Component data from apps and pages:
╔══

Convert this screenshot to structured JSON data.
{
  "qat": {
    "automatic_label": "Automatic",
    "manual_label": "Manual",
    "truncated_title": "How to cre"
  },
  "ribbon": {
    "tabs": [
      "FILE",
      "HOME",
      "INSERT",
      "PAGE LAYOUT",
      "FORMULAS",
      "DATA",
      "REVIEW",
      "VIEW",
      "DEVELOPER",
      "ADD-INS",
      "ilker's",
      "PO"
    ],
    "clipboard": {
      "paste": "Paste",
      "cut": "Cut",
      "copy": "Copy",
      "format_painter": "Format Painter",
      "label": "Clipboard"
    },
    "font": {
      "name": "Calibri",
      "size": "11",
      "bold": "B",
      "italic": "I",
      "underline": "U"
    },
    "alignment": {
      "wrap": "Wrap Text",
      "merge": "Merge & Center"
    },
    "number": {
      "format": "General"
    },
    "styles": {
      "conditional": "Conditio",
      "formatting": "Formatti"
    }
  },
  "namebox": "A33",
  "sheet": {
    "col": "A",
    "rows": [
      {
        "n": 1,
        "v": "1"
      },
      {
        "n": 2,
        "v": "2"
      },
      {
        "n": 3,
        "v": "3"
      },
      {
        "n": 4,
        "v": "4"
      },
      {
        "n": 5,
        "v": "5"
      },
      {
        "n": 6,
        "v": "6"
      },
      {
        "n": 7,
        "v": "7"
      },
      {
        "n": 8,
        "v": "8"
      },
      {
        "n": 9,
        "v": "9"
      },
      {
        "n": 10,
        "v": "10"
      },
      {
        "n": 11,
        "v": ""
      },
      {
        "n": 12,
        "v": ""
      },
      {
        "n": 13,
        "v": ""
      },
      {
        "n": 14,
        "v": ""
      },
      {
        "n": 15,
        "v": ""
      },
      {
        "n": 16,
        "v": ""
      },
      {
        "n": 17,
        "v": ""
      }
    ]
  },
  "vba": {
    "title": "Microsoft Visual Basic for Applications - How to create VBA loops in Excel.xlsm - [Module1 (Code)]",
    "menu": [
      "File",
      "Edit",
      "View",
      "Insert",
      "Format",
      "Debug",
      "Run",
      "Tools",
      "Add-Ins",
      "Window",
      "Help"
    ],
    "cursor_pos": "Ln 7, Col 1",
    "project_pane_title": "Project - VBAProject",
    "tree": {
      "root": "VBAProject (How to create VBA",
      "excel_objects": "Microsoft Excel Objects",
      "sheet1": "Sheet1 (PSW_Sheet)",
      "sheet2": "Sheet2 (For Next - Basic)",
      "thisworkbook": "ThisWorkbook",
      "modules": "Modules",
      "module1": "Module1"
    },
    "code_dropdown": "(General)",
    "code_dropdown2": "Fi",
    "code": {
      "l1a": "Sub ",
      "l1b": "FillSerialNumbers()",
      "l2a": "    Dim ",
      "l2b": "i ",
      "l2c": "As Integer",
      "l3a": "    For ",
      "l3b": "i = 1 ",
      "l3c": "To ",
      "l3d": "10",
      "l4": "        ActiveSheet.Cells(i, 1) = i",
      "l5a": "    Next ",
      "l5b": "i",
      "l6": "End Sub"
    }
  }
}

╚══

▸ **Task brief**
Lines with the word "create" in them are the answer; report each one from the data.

▸ **The answer**
    "title": "Microsoft Visual Basic for Applications - How to create VBA loops in Excel.xlsm - [Module1 (Code)]",
      "root": "VBAProject (How to create VBA",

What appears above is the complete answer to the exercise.